The EU's Scientific Committee on Emerging and Newly Identified Health Risks (SCENIHR) have issued statements on EMFs in 2007 and 2009. Both included sections on environmental effects, but the conclusion was:
"The current database is inadequate for the purposes of the assessment of possible risks due to environmental exposure to RF, IF and ELF."
View of UK Government
National Policy Statement NPS EN-5, approved by the UK Parliament and built on advice from HPA, states:
"2.10.8 There is little evidence that exposure of crops, farm animals or natural ecosystems to transmission line EMFs has any agriculturally significant consequences."
Review by the French Health Ministry
The French Health Ministry "ANSES" published a report in 2015 "Conséquences des champs électromagnétiques d’extrêmement basses fréquences sur la santé animale et les performances zootechniques". It is in French only, but our unofficial translation of the conclusion is:
The National Health Security Agency for Food, Environmental and Occupational endorses the conclusions and recommendations of the GT ELF-EMF and ETUC on health effects of ELF-EMF on animal health and animal performance.
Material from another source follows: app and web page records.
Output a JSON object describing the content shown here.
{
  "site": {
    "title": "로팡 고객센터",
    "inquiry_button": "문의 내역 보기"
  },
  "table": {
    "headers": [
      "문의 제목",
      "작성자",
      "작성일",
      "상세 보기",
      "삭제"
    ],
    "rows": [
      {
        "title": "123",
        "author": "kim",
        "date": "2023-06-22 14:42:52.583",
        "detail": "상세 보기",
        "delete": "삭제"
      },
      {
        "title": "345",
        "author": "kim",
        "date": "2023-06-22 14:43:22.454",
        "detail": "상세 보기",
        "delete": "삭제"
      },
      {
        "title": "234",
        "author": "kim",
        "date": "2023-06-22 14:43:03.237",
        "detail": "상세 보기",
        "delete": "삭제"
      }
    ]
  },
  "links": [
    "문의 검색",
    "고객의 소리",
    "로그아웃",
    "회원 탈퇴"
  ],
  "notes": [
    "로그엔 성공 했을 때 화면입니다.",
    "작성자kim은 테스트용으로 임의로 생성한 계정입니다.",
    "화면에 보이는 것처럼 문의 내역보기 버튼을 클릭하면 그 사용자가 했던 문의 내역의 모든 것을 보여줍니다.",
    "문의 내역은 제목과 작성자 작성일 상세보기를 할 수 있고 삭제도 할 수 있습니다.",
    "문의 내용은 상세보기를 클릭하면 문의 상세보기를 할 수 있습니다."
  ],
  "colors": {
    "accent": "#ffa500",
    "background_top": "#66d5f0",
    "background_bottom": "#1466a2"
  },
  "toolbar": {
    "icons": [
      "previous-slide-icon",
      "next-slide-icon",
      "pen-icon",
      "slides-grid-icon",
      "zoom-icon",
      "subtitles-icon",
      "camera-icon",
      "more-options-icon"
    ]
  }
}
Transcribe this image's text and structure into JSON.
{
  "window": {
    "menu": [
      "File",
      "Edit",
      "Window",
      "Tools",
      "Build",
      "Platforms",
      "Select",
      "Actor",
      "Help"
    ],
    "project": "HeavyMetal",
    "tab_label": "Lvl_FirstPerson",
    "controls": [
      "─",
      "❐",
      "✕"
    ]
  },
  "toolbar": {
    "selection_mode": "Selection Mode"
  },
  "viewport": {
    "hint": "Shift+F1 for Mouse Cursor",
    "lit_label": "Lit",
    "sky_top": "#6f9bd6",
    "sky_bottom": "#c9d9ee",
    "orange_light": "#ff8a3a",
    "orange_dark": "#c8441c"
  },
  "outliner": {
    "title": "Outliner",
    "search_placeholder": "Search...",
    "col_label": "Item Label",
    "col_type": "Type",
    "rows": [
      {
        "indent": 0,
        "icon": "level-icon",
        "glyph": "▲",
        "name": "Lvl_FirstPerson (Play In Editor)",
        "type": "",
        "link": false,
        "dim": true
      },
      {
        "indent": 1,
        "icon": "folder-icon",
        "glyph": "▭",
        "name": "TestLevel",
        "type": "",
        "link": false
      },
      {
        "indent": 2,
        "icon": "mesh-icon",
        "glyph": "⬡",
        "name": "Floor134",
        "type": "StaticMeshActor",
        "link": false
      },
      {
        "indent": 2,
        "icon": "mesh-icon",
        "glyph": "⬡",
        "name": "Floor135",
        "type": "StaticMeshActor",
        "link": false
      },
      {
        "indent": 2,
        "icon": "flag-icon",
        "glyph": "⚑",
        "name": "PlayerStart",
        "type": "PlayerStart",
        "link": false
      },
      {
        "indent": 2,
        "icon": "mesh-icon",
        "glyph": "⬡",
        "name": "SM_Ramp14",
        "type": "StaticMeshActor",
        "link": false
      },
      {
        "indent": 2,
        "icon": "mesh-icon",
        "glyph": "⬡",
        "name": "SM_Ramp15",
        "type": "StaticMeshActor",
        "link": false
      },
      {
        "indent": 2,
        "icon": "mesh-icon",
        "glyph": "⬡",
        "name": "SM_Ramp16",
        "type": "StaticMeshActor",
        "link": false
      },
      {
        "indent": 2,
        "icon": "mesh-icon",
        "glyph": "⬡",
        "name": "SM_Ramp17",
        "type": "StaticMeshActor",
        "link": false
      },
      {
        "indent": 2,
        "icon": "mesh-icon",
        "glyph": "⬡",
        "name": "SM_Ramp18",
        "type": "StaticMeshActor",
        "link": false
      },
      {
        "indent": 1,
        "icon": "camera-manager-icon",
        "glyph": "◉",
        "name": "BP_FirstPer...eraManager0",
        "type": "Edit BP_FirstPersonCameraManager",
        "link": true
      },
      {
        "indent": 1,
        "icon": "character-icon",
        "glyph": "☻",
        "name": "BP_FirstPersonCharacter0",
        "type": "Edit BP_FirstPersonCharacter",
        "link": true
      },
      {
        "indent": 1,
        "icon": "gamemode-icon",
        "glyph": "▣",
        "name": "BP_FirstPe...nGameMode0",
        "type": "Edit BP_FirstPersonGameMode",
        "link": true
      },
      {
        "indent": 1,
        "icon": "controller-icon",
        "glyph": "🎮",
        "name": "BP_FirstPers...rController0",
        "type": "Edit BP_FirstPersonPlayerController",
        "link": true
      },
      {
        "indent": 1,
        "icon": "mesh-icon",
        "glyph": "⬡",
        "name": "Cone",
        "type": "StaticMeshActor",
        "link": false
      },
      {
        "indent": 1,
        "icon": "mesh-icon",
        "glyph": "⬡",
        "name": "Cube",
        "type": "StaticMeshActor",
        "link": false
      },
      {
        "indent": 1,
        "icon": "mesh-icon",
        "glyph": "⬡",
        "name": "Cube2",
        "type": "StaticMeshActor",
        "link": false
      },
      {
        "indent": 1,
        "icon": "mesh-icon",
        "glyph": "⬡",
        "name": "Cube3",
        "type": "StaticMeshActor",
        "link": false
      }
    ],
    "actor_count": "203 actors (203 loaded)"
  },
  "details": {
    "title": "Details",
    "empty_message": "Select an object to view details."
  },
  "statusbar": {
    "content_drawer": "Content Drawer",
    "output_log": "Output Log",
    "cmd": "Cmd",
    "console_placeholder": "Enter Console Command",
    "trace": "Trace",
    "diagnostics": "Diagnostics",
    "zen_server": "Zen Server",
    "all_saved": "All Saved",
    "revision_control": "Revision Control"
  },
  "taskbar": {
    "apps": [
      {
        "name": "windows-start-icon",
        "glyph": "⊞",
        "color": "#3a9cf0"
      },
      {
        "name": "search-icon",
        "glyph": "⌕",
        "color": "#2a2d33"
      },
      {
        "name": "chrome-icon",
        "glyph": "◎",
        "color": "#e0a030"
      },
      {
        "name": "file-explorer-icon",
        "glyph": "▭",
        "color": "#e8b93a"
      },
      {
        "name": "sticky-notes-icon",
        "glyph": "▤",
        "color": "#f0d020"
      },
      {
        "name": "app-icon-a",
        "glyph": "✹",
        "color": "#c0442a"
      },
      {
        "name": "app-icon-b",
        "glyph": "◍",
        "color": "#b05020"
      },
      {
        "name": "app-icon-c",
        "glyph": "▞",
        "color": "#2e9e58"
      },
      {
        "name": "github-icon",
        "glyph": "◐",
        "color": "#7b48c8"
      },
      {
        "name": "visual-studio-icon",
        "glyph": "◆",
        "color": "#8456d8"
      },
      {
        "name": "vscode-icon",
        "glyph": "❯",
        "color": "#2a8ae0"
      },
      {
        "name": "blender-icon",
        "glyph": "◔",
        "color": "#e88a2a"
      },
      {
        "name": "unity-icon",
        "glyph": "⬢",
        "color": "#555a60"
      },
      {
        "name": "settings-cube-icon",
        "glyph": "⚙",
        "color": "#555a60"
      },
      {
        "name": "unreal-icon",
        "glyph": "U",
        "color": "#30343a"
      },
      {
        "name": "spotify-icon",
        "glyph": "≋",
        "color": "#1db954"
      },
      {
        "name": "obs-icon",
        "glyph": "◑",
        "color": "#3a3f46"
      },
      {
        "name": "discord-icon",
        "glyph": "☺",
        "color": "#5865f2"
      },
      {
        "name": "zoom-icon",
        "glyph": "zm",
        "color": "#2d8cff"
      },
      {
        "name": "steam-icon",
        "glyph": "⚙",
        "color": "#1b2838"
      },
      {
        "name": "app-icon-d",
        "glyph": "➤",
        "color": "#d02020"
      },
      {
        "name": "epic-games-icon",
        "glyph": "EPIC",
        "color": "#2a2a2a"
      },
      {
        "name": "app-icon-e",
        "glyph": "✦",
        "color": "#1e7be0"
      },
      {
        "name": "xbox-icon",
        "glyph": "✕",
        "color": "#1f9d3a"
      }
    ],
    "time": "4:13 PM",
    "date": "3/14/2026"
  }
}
The experts' report stresses that although rare effects were observed in animals: deterioration of cognitive function in laboratory animals (exposure to >100 μT), possible decrease in milk production, the fat content and increased feed intake in dairy cow (EMC 30 μT, 30 days), etc. ; it remains difficult to comment on the direct effects health of ELF-EMF on livestock, especially since the mechanisms of action of ELF-EMF are not yet identified. The effects of stray currents are well known but their impact on the performance and health state of the animals (mastitis in dairy cows for example) in the multifactorial context of farms remains badly known.
In this context, ANSES emphasizes the importance of standardization of experimental protocols, as well as the quality of the measurement of the applied fields and a good exposure characterization of animals.
Conclusions by the Gibbs Inquiry
Note: this is now very old. We mention it here because for a long while it was the only independent review of effects on animals and plants and therefore was cited quite often.
This was conducted by former Chief Justice of Australia The Right Honourable Sir Harry Gibbs G.C.M.G., A.C., K.B.E. who conducted an inquiry into community needs and high voltage transmission line development in the State of New South Wales in 1990/1991. Chapter 6 of his Report deals with animals and plants. His conclusions are contained in section 6.6.
|6.6.1||Bees in hives under or near to transmission lines are adversely affected by shocks created by currents induced by the lines, but the effect can be mitigated by shielding.|
|6.6.2||The magnetic fields created by power lines do not affect the health or reproductive capacity of farm animals or present a danger to native fauna.|
|6.6.3||The growth of trees which are close to a transmission line may be reduced by the effect of corona. In any case, the height of trees on a transmission line easement will be restricted when this is necessary in the interest of safety. Any loss which this causes to the landowner should be included in the compensation paid for the acquisition of the easement. This matter is further discussed in Chapter 16.|
|6.6.4||From a practical point of view, the electric fields created by transmission lines have no adverse effect on crops, pasture grasses or native flora, other than trees, growing under or near to the lines.|